Exercise: Your job is to restate each entry word for word.

----- Given information

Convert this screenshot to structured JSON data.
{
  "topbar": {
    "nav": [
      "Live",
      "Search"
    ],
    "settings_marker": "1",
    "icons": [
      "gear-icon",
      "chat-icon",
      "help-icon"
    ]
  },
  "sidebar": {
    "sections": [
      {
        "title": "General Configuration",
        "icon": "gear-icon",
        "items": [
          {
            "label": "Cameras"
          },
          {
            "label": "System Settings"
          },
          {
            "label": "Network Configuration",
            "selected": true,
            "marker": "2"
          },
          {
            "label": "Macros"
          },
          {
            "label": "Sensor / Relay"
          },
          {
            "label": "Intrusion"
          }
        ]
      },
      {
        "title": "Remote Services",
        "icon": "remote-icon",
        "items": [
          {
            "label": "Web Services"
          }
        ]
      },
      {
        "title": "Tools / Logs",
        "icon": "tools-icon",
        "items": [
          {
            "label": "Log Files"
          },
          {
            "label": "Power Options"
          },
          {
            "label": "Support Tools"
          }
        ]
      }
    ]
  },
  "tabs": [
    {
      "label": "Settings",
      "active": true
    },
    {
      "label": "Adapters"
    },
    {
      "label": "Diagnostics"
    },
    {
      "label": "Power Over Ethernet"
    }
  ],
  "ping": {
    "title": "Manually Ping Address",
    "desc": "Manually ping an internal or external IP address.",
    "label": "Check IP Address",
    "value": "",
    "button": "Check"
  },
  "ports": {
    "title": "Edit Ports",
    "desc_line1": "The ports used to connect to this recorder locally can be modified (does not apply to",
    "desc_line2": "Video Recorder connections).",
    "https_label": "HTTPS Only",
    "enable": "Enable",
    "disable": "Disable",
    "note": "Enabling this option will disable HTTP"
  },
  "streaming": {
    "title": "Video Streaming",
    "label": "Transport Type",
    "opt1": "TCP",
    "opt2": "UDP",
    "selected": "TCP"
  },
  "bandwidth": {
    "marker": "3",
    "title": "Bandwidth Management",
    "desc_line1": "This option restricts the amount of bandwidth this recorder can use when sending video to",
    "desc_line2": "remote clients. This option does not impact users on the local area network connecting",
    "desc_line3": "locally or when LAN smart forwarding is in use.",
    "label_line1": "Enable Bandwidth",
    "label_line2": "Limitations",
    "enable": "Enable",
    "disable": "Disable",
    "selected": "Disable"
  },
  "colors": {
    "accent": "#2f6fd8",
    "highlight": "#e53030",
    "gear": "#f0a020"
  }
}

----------

Response:
Convert this screenshot to structured JSON data.
{
  "topbar": {
    "nav": [
      "Live",
      "Search"
    ],
    "settings_marker": "1",
    "icons": [
      "gear-icon",
      "chat-icon",
      "help-icon"
    ]
  },
  "sidebar": {
    "sections": [
      {
        "title": "General Configuration",
        "icon": "gear-icon",
        "items": [
          {
            "label": "Cameras"
          },
          {
            "label": "System Settings"
          },
          {
            "label": "Network Configuration",
            "selected": true,
            "marker": "2"
          },
          {
            "label": "Macros"
          },
          {
            "label": "Sensor / Relay"
          },
          {
            "label": "Intrusion"
          }
        ]
      },
      {
        "title": "Remote Services",
        "icon": "remote-icon",
        "items": [
          {
            "label": "Web Services"
          }
        ]
      },
      {
        "title": "Tools / Logs",
        "icon": "tools-icon",
        "items": [
          {
            "label": "Log Files"
          },
          {
            "label": "Power Options"
          },
          {
            "label": "Support Tools"
          }
        ]
      }
    ]
  },
  "tabs": [
    {
      "label": "Settings",
      "active": true
    },
    {
      "label": "Adapters"
    },
    {
      "label": "Diagnostics"
    },
    {
      "label": "Power Over Ethernet"
    }
  ],
  "ping": {
    "title": "Manually Ping Address",
    "desc": "Manually ping an internal or external IP address.",
    "label": "Check IP Address",
    "value": "",
    "button": "Check"
  },
  "ports": {
    "title": "Edit Ports",
    "desc_line1": "The ports used to connect to this recorder locally can be modified (does not apply to",
    "desc_line2": "Video Recorder connections).",
    "https_label": "HTTPS Only",
    "enable": "Enable",
    "disable": "Disable",
    "note": "Enabling this option will disable HTTP"
  },
  "streaming": {
    "title": "Video Streaming",
    "label": "Transport Type",
    "opt1": "TCP",
    "opt2": "UDP",
    "selected": "TCP"
  },
  "bandwidth": {
    "marker": "3",
    "title": "Bandwidth Management",
    "desc_line1": "This option restricts the amount of bandwidth this recorder can use when sending video to",
    "desc_line2": "remote clients. This option does not impact users on the local area network connecting",
    "desc_line3": "locally or when LAN smart forwarding is in use.",
    "label_line1": "Enable Bandwidth",
    "label_line2": "Limitations",
    "enable": "Enable",
    "disable": "Disable",
    "selected": "Disable"
  },
  "colors": {
    "accent": "#2f6fd8",
    "highlight": "#e53030",
    "gear": "#f0a020"
  }
}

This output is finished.